I know why the caged bird sings. Paul Dunbar and Maya Angelou.

Aside

paul_laurence_dunbar_1 600full-maya-angelou

I know why the caged bird sings”. A line by Paul Dunbar that inspired Maya Angelou.

Sympathy

by Paul Laurence Dunbar

I know what the caged bird feels, alas!
When the sun is bright on the upland slopes;
When the wind stirs soft through the springing grass,
And the river flows like a stream of glass;
When the first bird sings and the first bud opes,
And the faint perfume from its chalice steals—
I know what the caged bird feels!

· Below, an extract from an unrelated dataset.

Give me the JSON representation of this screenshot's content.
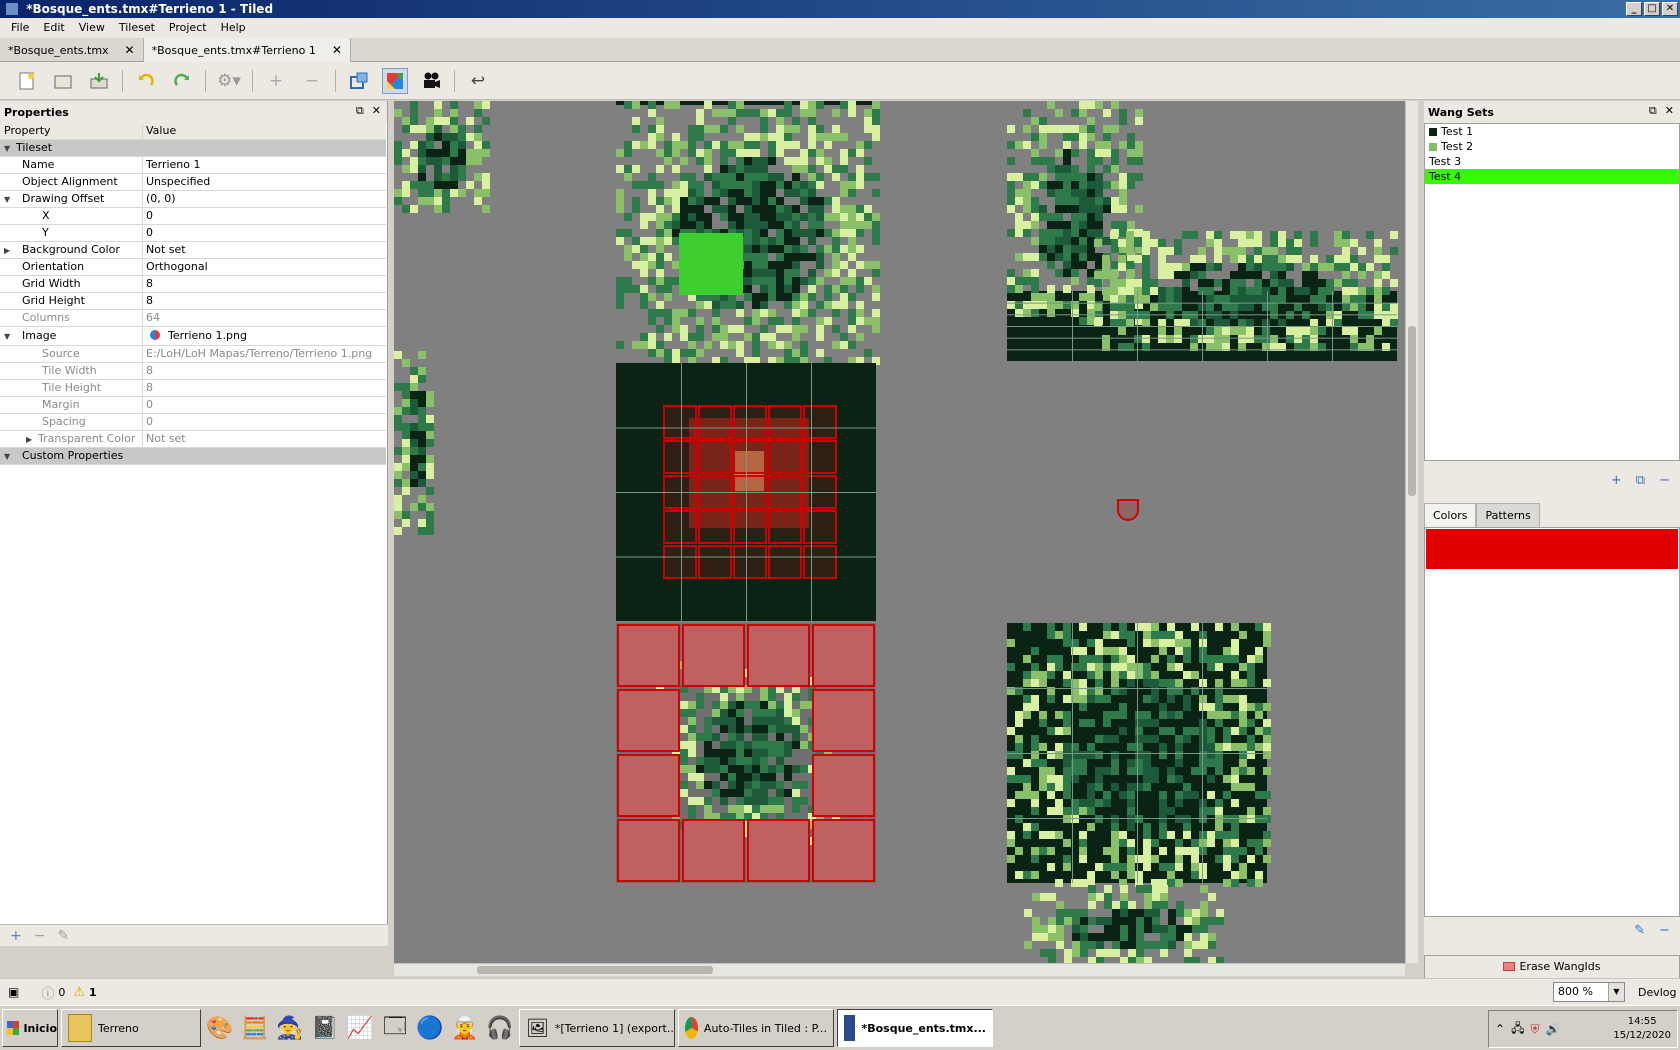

I know why the caged bird beats his wing
Till its blood is red on the cruel bars;
For he must fly back to his perch and cling
When he fain would be on the bough a-swing;
And a pain still throbs in the old, old scars
And they pulse again with a keener sting—
I know why he beats his wing!

I know why the caged bird sings, ah me,
When his wing is bruised and his bosom sore,—
When he beats his bars and he would be free;
It is not a carol of joy or glee,
But a prayer that he sends from his heart’s deep core,
But a plea, that upward to Heaven he flings—
I know why the caged bird sings!

The above poem was published in Lyrics of the Hearthside by Dodd, Mead and Company in 1899.
~~
This is the poem that inspired Maya Angelou’s poem.

© Paul Laurence Dunbar. All rights reserved

 

The free bird leaps
on the back of the wind
and floats downstream
till the current ends
and dips his wings
in the orange sun rays
and dares to claim the sky.

But a bird that stalks
down his narrow cage
can seldom see through
his bars of rage
his wings are clipped and
his feet are tied
so he opens his throat to sing.

The caged bird sings
with fearful trill
of the things unknown
but longed for still
and his tune is heard
on the distant hill
for the caged bird
sings of freedom

The free bird thinks of another breeze
and the trade winds soft through the sighing trees
and the fat worms waiting on a dawn-bright lawn
and he names the sky his own.

But a caged bird stands on the grave of dreams
his shadow shouts on a nightmare scream
his wings are clipped and his feet are tied
so he opens his throat to sing

The caged bird sings
with a fearful trill
of things unknown
but longed for still
and his tune is heard
on the distant hill
for the caged bird
sings of freedom.

Maya Angelou